What to produce: Which lines below contain the word "this"? Copy each of them.

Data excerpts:
- - - - - - -
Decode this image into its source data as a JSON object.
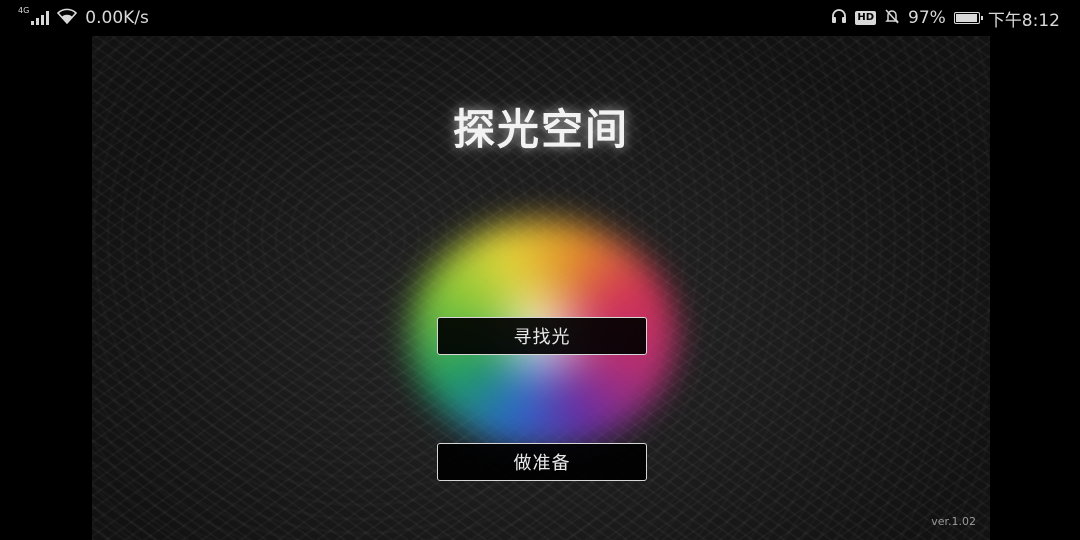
{
  "status_bar": {
    "network_type": "4G",
    "net_speed": "0.00K/s",
    "hd_label": "HD",
    "battery_percent": "97%",
    "battery_level": 0.97,
    "time": "下午8:12"
  },
  "app": {
    "title": "探光空间",
    "buttons": {
      "find_light": "寻找光",
      "prepare": "做准备"
    },
    "version": "ver.1.02"
  },
  "colors": {
    "background": "#000000",
    "stage": "#141414",
    "text": "#f2f2f2",
    "button_border": "#d6d6d6"
  }
}
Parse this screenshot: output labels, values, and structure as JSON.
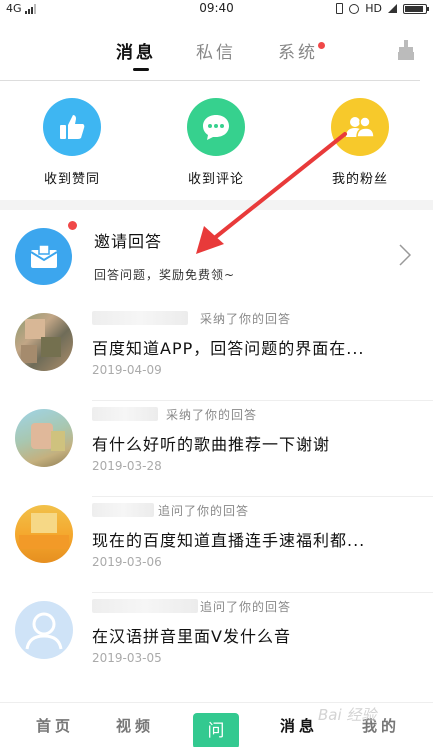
{
  "status_bar": {
    "network": "4G",
    "time": "09:40",
    "hd_label": "HD"
  },
  "header": {
    "tabs": [
      {
        "label": "消息",
        "active": true
      },
      {
        "label": "私信",
        "active": false
      },
      {
        "label": "系统",
        "active": false,
        "has_dot": true
      }
    ]
  },
  "actions": [
    {
      "label": "收到赞同",
      "icon": "thumbs-up-icon",
      "color": "#3eb6f2"
    },
    {
      "label": "收到评论",
      "icon": "comment-icon",
      "color": "#36d18e"
    },
    {
      "label": "我的粉丝",
      "icon": "fans-icon",
      "color": "#f7c92b"
    }
  ],
  "invite": {
    "title": "邀请回答",
    "subtitle": "回答问题，奖励免费领~",
    "icon": "mail-icon",
    "color": "#3ca6ee"
  },
  "messages": [
    {
      "action": "采纳了你的回答",
      "question": "百度知道APP，回答问题的界面在...",
      "date": "2019-04-09"
    },
    {
      "action": "采纳了你的回答",
      "question": "有什么好听的歌曲推荐一下谢谢",
      "date": "2019-03-28"
    },
    {
      "action": "追问了你的回答",
      "question": "现在的百度知道直播连手速福利都...",
      "date": "2019-03-06"
    },
    {
      "action": "追问了你的回答",
      "question": "在汉语拼音里面V发什么音",
      "date": "2019-03-05"
    }
  ],
  "bottom_nav": {
    "home": "首页",
    "video": "视频",
    "ask": "问",
    "messages": "消息",
    "mine": "我的"
  },
  "watermark": "Bai 经验",
  "colors": {
    "accent_green": "#33c990",
    "red_dot": "#f04848",
    "arrow": "#e83a3a"
  }
}
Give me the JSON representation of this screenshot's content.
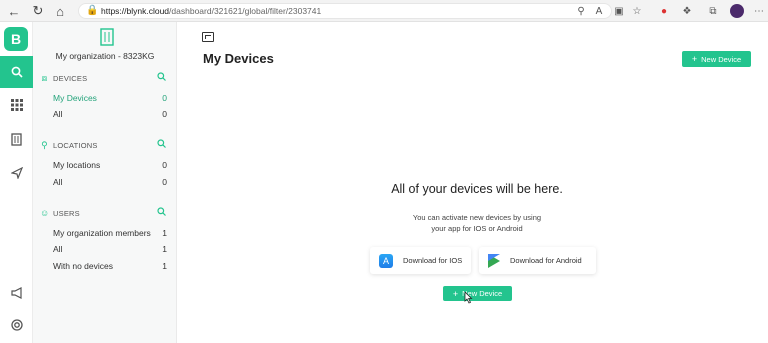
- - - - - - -
Reply:
Decode this image into its source data as a JSON object.
Parse this screenshot: output labels, values, and structure as JSON.
Give me the JSON representation of this screenshot's content.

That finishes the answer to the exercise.